And the love that was already great but that perhaps I had begun to take for granted was reignited my first day as a bookseller. I had left my job in publishing--we loved each other; we just weren't right for each other--and was hired as a part-time bookseller. Now surrounded by thousands and thousands of books every day the great thrill came when I realized that I could play matchmaker. It was my second shift when a customer asked me to recommend a page-turner to occupy the long hours ahead on her international flight home. My body tingled and my brain flooded with the names of my favorite books. As I placed a copy of The Secret History in her hand I had an epiphany: bookstores didn't exist just for me and my book needs; they were a place where I could help readers find books, find meaning, find themselves, thus taking my relationship with bookstores to the next level.
The decades I've spent working, playing, reading, communing within the four walls of bookstores have shaped me and defined me. And lest you think this relationship merely platonic, let me tell you, bookstores are sexy. Readers who shop in bookstores rather than online, read print rather than digital, talk about how much they love "the tactile experience" as they stroke book covers and caress pages, amble the aisles and inhale the scent of ink and paper. They lose themselves in bookstores, hold books closely, seek pleasure, connection, and escape in their pages.
My own bookstore love has gone through so many stages over the years. What may have seemed like puppy love and infatuation in the beginning grew into the kind of groupie love that Bowie fans will recognize--collecting bookstore bookmarks, surfing bookstore websites late at night, planning trips around bookstores as destinations--then deepened and matured over time.
A love like this can last a lifetime. "Mrs. K" is 93 years old.

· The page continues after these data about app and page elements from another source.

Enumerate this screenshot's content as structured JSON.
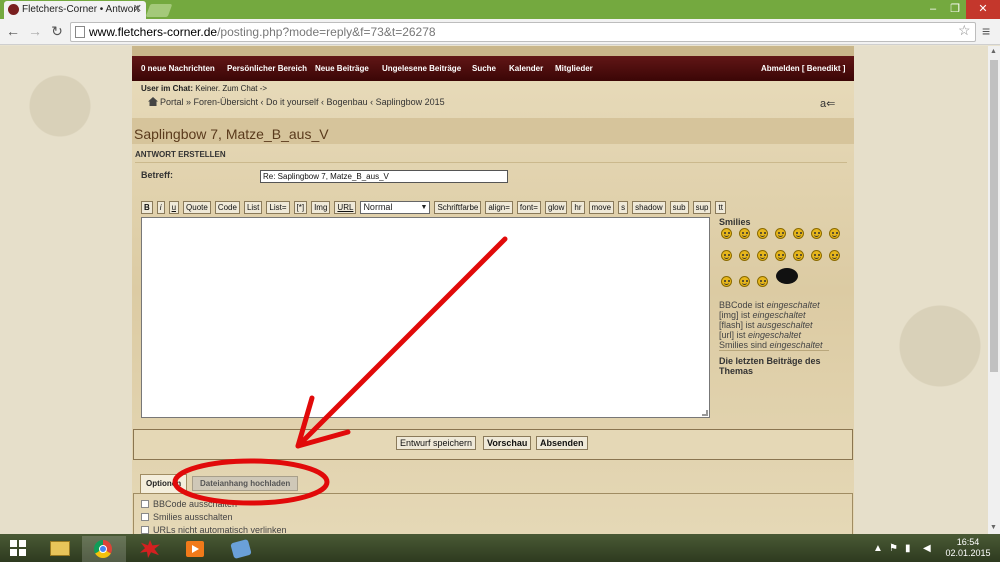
{
  "browser": {
    "tab_title": "Fletchers-Corner • Antwort",
    "url_host": "www.fletchers-corner.de",
    "url_path": "/posting.php?mode=reply&f=73&t=26278"
  },
  "forum": {
    "nav": {
      "new_messages": "0 neue Nachrichten",
      "personal": "Persönlicher Bereich",
      "new_posts": "Neue Beiträge",
      "unread": "Ungelesene Beiträge",
      "search": "Suche",
      "calendar": "Kalender",
      "members": "Mitglieder",
      "logout": "Abmelden [ Benedikt ]"
    },
    "chat_label": "User im Chat:",
    "chat_text": "Keiner. Zum Chat ->",
    "breadcrumb": "Portal » Foren-Übersicht ‹ Do it yourself ‹ Bogenbau ‹ Saplingbow 2015",
    "topic_title": "Saplingbow 7, Matze_B_aus_V",
    "section_heading": "ANTWORT ERSTELLEN",
    "subject_label": "Betreff:",
    "subject_value": "Re: Saplingbow 7, Matze_B_aus_V",
    "bbcode_buttons_a": [
      "B",
      "i",
      "u",
      "Quote",
      "Code",
      "List",
      "List=",
      "[*]",
      "Img",
      "URL"
    ],
    "font_size_select": "Normal",
    "bbcode_buttons_b": [
      "Schriftfarbe",
      "align=",
      "font=",
      "glow",
      "hr",
      "move",
      "s",
      "shadow",
      "sub",
      "sup",
      "tt"
    ],
    "smilies_title": "Smilies",
    "bbcode_status": [
      {
        "prefix": "BBCode ist ",
        "value": "eingeschaltet"
      },
      {
        "prefix": "[img] ist ",
        "value": "eingeschaltet"
      },
      {
        "prefix": "[flash] ist ",
        "value": "ausgeschaltet"
      },
      {
        "prefix": "[url] ist ",
        "value": "eingeschaltet"
      },
      {
        "prefix": "Smilies sind ",
        "value": "eingeschaltet"
      }
    ],
    "recent_posts_title": "Die letzten Beiträge des Themas",
    "buttons": {
      "save_draft": "Entwurf speichern",
      "preview": "Vorschau",
      "submit": "Absenden"
    },
    "tabs": {
      "options": "Optionen",
      "attachment": "Dateianhang hochladen"
    },
    "options": [
      "BBCode ausschalten",
      "Smilies ausschalten",
      "URLs nicht automatisch verlinken"
    ]
  },
  "annotation": {
    "color": "#e10a0a"
  },
  "taskbar": {
    "time": "16:54",
    "date": "02.01.2015"
  }
}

She has shopped in my store since she was five, sometimes daily for years at a time. I'm sure Mrs. K has had many loves in her life but her 88-year relationship with my bookstore has most likely been the longest and I would presume one of the most meaningful.
You may wonder what the secret is to a long-term relationship such as mine. Like all relationships, it's actually simple: respect the relationship and actively invest in it. Which in this case means that I faithfully support brick and mortar bookstores with my time and my money. As everyone who loves bookstores should, lest we all wake up one day to find them gone, ourselves alone.
There are fewer and fewer bookstores and I fear that a decline in their numbers will mean a little less love in the world. (Even if you think you love Amazon.com, let's be honest, you're just settling for a cheap version of the real thing. Don't you deserve better?)
As I reflected on Bowie's death, and my own someday, I recalled a memorable story of author Mary Shelley (Frankenstein) and poet Percy Shelley. They were married for eight years until Percy's death. His "funeral wish list" rivals my own and the story goes that he requested not only that he be cremated, but that his heart be removed from his body and bequeathed to Mary so that she could "hold" it in death as she had in life. And so it was that his heart stayed with his great love, which for a Romantic poet is probably where it belongs.
As for where I belong, I'll echo Bowie's sentiment about his wife, Iman: "I stumbled onto bliss. And I have no intention of finding my way back out." And so it is that my husband and I will "retire" together to Hawaii when the time comes, many years from now; I can't imagine my life or my death without him. And my heart, metaphorically anyway, will remain with my other great love: My heart belongs to bookstores.